Many patients with non-alcoholic fatty liver disease also have low vitamin D levels.
Many patients with non-alcoholic fatty liver disease (NAFLD) also have low vitamin D levels. In fact, a recent meta-analysis found that NAFLD patients were 26% more likely to be vitamin D deficient compared with control subjects.
When corrected, levels of 25-hydroxy vitamin D >25 ng/mL have been associated with a 43% lower risk of type 2 diabetes mellitus compared with levels <14 ng/mL. Additionally, vitamin D supplementation has been shown to improve insulin resistance modestly versus placebo.
A review article in the February 2015 issue of the World Journal of Gastroenterology indicated that low vitamin D levels are closely linked to and potentially causative of NAFLD. The authors, who are affiliated with the University of Maryland School of Medicine in Baltimore and Medstar Washington Hospital Center in Washington, DC, summarized vitamin D’s role in NAFLD as follows:
· Vitamin D may improve insulin secretion and decrease insulin resistance.
· Vitamin D appears to reduce adipose tissue inflammation.
· Vitamin D has been linked to less hepatic inflammation.
· Vitamin D down-regulates hepatic fibrosis.
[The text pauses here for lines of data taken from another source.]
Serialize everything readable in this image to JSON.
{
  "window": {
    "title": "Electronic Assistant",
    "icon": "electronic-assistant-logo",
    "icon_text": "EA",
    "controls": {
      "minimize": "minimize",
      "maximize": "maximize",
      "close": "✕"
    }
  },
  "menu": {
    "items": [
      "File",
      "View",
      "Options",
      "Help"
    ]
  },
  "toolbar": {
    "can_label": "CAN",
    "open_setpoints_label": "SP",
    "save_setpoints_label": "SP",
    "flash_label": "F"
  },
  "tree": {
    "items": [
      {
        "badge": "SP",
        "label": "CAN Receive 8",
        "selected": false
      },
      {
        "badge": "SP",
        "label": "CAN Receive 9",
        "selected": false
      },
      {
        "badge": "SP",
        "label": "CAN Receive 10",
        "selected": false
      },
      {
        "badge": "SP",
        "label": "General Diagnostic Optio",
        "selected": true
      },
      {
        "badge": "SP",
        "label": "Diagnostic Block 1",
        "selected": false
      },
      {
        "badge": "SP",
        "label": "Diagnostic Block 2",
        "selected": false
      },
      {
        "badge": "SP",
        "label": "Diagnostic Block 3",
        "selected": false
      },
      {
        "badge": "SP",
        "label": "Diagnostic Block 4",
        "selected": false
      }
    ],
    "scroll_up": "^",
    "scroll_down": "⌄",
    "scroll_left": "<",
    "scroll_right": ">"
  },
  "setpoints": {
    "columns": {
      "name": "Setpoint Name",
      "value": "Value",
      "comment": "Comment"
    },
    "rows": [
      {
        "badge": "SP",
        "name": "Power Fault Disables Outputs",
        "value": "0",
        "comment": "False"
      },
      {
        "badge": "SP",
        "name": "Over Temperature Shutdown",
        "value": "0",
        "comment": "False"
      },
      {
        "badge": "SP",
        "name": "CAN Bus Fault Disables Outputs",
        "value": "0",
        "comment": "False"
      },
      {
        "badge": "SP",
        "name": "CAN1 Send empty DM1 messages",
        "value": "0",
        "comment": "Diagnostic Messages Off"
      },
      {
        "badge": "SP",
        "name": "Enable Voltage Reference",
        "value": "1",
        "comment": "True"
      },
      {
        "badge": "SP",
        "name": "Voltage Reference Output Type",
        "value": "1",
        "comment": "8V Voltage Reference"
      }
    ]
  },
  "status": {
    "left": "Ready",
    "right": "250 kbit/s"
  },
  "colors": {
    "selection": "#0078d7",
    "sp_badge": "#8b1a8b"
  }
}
These are potential mechanisms through which vitamin D may alter NAFLD’s progression from a relatively benign precursor condition to fibrosis and steatosis.
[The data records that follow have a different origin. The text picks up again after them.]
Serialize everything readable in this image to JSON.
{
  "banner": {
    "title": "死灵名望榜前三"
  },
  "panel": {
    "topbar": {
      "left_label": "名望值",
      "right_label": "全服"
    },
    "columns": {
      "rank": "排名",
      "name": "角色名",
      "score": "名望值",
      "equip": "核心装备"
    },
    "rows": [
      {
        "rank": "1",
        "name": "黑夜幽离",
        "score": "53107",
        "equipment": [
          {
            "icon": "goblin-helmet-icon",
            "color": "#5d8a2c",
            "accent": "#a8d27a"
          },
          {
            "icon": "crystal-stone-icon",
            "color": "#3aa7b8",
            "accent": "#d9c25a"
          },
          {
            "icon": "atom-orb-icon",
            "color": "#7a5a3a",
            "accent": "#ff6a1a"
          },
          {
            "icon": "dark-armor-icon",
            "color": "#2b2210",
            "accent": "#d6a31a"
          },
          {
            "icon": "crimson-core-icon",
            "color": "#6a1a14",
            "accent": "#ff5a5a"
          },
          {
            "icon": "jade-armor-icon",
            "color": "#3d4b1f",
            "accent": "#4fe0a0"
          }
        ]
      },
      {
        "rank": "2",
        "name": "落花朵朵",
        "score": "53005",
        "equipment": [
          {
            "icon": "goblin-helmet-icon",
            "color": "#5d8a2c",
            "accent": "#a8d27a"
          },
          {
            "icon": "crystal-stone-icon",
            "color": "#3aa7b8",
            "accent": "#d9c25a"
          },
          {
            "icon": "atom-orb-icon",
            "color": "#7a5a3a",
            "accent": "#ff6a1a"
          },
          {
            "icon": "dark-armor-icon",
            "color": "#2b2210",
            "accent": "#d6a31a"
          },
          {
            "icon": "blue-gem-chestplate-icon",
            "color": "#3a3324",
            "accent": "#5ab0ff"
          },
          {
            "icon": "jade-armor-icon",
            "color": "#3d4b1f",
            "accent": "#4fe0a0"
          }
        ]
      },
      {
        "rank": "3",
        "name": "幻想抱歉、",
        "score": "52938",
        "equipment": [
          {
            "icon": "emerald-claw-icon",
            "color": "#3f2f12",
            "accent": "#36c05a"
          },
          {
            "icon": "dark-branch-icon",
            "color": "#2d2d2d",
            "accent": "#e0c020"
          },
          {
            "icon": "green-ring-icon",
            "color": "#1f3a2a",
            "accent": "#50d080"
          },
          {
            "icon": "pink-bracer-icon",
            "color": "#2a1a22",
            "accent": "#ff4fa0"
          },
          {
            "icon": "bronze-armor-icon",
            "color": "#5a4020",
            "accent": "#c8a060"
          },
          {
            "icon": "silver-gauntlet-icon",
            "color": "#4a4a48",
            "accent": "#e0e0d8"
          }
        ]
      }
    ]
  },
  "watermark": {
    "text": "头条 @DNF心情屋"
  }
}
Current clinical evidence suggests that vitamin D may prevent NAFLD’s progression. One study even indicated that patients treated with vitamin D supplementation experienced a significant decrease in markers of inflammation.
Still, clinical trials that evaluate the direct effect of vitamin D supplementation on NAFLD are needed. Until those studies are completed, vitamin D supplementation is not formally recommended for NAFLD patients, but it appears promising.